Photo of USTDC courtesy of Les Duffin

Wednesday, June 11, 2008

American Military Housing of Yangmingshan's Shantzuhou

A few days ago, I came across a 2006 article in Taiwan Panorama, a publication of Taiwan's Government Information Office, about the old American housing area in Yangmingshan. Here are a few things that I found especially interesting:
  • 217 houses were built in the early 1950s, all designed by and for Americans.
  • Average floorspace was 264 square meters (about 2,800 square feet) with large lawns surrounding the homes.
  • Each contained a (totally impractical) fireplace and chimney.
  • There were no fences within the community but there were guards at the entrances to it.
  • The atmosphere was almost that of a country within a country.
The article describes an incident during 1957 in which a local man was shot and killed by an American. It sparked large anti-American riots and became known as the Liu Tzu-jan Incident. When I was in Taiwan sixteen years later, I don't recall hearing about this.

The article also talks about the disposition of the old Armed Forces Network Taiwan (AFNT) radio station, which I've written about previously.

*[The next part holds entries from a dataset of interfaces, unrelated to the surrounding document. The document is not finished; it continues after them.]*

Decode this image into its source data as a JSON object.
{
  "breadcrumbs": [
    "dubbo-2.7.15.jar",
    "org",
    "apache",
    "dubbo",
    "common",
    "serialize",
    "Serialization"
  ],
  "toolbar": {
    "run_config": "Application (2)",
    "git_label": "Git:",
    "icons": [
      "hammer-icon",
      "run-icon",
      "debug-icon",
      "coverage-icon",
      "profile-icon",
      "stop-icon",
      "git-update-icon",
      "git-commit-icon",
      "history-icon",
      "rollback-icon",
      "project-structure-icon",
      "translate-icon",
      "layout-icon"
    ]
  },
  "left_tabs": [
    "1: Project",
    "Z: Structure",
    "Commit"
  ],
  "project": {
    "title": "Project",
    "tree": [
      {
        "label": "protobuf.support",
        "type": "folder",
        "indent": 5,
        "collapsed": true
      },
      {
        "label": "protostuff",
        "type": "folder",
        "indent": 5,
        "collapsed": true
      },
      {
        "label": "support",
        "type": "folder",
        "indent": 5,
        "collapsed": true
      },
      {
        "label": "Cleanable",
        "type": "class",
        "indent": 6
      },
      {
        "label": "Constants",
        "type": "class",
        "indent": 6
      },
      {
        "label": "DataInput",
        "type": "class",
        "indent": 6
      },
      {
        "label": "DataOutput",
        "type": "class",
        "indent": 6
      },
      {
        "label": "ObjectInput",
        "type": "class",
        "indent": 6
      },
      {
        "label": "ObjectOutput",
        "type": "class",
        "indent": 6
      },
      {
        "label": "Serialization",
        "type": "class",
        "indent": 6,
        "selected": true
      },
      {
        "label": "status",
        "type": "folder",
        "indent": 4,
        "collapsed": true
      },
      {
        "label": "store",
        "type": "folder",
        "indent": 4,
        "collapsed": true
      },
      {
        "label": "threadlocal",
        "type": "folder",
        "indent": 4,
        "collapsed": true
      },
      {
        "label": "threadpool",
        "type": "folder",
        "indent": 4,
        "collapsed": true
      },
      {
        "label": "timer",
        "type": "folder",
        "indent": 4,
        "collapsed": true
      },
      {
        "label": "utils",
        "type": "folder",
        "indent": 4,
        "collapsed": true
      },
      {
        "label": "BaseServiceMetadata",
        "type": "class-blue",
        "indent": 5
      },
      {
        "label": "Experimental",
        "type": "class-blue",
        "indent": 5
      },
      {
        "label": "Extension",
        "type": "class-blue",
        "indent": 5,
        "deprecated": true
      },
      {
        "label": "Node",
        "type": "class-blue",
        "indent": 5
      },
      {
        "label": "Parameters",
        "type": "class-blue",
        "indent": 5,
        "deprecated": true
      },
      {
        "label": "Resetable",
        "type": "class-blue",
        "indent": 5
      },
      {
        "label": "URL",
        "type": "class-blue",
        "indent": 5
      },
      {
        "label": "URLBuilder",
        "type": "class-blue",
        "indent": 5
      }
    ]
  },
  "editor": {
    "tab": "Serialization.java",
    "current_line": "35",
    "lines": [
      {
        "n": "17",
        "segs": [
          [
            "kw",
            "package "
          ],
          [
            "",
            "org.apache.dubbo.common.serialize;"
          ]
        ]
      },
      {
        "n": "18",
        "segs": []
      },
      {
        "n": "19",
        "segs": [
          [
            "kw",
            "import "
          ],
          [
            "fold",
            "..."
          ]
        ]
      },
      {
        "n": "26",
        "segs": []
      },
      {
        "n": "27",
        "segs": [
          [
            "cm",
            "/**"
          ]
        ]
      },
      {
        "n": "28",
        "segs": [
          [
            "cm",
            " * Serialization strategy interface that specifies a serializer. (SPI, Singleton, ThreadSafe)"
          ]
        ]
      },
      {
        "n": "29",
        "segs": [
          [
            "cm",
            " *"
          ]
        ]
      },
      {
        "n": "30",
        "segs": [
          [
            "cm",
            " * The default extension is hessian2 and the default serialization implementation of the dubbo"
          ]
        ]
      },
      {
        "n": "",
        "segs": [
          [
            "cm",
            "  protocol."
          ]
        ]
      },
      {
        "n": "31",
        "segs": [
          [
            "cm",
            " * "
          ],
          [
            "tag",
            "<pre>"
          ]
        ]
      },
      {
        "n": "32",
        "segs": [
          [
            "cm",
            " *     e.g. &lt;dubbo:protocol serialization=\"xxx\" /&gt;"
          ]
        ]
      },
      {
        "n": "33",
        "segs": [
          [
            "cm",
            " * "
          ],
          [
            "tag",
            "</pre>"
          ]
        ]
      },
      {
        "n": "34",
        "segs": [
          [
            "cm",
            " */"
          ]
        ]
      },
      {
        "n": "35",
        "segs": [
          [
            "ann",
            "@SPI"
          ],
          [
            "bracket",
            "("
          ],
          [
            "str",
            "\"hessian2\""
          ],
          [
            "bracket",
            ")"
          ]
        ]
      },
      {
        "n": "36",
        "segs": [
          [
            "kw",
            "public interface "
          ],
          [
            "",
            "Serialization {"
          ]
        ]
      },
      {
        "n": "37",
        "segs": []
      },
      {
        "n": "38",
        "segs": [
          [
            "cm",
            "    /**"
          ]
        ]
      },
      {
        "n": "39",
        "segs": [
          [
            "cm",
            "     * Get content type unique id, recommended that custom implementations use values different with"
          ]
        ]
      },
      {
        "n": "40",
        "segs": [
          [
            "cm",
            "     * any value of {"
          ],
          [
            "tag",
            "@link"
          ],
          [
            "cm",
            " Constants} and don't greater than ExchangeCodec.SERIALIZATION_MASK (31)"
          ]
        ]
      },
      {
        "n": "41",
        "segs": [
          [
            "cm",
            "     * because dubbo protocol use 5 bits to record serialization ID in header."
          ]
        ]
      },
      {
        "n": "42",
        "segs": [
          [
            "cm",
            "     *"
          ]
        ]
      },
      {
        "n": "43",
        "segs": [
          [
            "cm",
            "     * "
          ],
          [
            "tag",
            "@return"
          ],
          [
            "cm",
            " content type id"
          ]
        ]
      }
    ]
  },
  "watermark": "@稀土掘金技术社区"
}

The website is sometimes slow to load, but it contains a lot of good historical information.


Misty said...

Actually we often used our fireplace. Taiwan does't get sub zero cold in the winter but it is chilly enough that you might welcome a log fire. Where you would get logs from today is another matter.

It's fascinating that these houses survived. The one's in Tienmu were flattened over twenty years when simple economics dictated better rent could be extracted by building multi-storey appartments. I also remember that a large percentage of the houses were without tenants and stood empty several years before they eventually came down.

Don said...

Misty, I'd forgotten how chilly the Taipei winters could be. I always remember the heat of the summers but some of those cold, rainy days in the winter could be positively bone-chilling!

I guess my comment was based on what the GIO article said about the fireplaces. No doubt they thought they weren't very practical, at least partly because fireplaces weren't common in Taiwan.

Misty said...

I agree that a large western style fireplace must have seemed very odd to the Taiwanese. But the article is right in that all these houses had them.

It's a shame that nearly all of these houses built for westerners were destroyed in Tienmu. My neighbourhood in Tienmu was being torn down in 1974 so in fact a lot of the houses had a relatively short lifespan. Some of them were very nice too. Large walled gardens, car ports, swimming pools were common. There was often a small room for the live in amah (maid) too.

One other area built for westerners that has survived but hasn't been mentioned is "Wellington Heights". It is over behind the veterens hospital and "Dog's Head" mountain.

Kevin said...

I lived on Wellington Heights from 1969-1973. We used our fireplace every Winter. In fact, we had a large shed for wood on the property. I feared going inside, though, because of all the snakes.
I also remember well the compound on North Chung Shan Road, the PX, commissary, movie theater and most of all the hobby shop!

Loree Clary said...

I lived in Wellington Heights 69-72.
I also remember the PX, Movie Theater, Officers club with pool... on North Chung Shan Road. There was also a bowling alley. I loved living in Wellington Heights and went to Dominican and was a sophmore at TAS.
Rode the buses a lot. They were so cheap. Loree Dellfous